▶ **EXERCISE DIRECTIONS**: In the records below, find each line containing the word "title" and copy it.

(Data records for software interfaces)

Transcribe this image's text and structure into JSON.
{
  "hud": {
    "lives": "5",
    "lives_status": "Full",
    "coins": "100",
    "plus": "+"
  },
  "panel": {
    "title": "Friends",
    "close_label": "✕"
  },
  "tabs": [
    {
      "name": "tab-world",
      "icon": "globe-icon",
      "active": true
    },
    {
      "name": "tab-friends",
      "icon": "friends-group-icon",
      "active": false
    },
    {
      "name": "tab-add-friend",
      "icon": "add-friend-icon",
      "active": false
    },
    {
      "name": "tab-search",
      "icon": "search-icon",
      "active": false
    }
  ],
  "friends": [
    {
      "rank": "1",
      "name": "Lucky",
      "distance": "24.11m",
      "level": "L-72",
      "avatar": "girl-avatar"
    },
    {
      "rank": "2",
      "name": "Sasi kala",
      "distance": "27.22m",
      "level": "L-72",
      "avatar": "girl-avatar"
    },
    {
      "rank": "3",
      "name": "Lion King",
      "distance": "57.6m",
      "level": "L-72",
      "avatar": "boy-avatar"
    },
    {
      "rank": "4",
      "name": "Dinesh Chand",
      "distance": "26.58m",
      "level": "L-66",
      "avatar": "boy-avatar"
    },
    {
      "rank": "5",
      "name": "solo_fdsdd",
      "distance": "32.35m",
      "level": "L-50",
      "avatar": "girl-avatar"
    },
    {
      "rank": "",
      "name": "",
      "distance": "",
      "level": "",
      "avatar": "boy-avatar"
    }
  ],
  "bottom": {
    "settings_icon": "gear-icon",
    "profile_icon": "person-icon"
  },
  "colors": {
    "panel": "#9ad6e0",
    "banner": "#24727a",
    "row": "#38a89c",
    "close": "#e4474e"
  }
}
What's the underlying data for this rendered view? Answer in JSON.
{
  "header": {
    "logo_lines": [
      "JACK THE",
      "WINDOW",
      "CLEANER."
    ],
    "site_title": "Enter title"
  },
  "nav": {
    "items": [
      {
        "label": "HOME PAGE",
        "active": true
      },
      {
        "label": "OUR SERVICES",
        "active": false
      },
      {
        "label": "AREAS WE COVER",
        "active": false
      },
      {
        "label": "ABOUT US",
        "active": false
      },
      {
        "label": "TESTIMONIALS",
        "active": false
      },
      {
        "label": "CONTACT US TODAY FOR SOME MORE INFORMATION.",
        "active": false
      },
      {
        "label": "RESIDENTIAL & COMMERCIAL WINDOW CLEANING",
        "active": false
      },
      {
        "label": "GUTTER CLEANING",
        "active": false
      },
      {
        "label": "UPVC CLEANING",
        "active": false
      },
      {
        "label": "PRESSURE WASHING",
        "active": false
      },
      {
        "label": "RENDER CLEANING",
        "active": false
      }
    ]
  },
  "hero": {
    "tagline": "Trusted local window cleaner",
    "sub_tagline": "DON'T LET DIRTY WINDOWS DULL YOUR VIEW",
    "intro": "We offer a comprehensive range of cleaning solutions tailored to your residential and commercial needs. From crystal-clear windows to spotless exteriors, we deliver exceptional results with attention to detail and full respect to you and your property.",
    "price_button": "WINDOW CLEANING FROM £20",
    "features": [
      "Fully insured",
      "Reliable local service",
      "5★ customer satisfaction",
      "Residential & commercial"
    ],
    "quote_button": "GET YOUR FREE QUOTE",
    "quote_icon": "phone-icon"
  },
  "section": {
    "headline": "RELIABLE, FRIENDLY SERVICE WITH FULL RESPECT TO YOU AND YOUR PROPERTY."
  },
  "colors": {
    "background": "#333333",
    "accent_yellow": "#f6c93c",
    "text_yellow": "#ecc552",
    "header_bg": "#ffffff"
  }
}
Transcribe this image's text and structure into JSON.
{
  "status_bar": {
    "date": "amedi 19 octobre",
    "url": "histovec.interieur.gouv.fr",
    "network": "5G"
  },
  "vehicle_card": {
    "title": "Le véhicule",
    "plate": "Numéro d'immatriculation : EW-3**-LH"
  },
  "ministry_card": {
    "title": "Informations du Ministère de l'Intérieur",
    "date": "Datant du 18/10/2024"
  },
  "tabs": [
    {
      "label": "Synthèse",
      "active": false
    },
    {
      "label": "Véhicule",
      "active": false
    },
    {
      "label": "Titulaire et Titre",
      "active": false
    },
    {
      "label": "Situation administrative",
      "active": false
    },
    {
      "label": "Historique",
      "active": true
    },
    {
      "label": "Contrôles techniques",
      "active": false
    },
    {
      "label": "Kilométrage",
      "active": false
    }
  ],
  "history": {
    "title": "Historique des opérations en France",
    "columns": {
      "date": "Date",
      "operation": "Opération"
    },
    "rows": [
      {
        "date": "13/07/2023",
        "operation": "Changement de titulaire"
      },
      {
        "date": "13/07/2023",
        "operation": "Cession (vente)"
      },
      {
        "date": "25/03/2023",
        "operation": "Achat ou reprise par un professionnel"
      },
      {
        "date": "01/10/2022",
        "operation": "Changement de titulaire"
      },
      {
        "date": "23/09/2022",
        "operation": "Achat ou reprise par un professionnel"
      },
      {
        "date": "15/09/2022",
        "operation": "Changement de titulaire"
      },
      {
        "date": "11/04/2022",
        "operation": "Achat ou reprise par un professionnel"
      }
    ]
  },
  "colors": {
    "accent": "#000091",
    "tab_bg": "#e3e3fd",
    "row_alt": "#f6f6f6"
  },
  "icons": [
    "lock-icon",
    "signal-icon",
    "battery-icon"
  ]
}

▶ **SOLUTION TO THIS TASK**:
    "title": "Friends",
    "site_title": "Enter title"
    "title": "Le véhicule",
    "title": "Informations du Ministère de l'Intérieur",
    "title": "Historique des opérations en France",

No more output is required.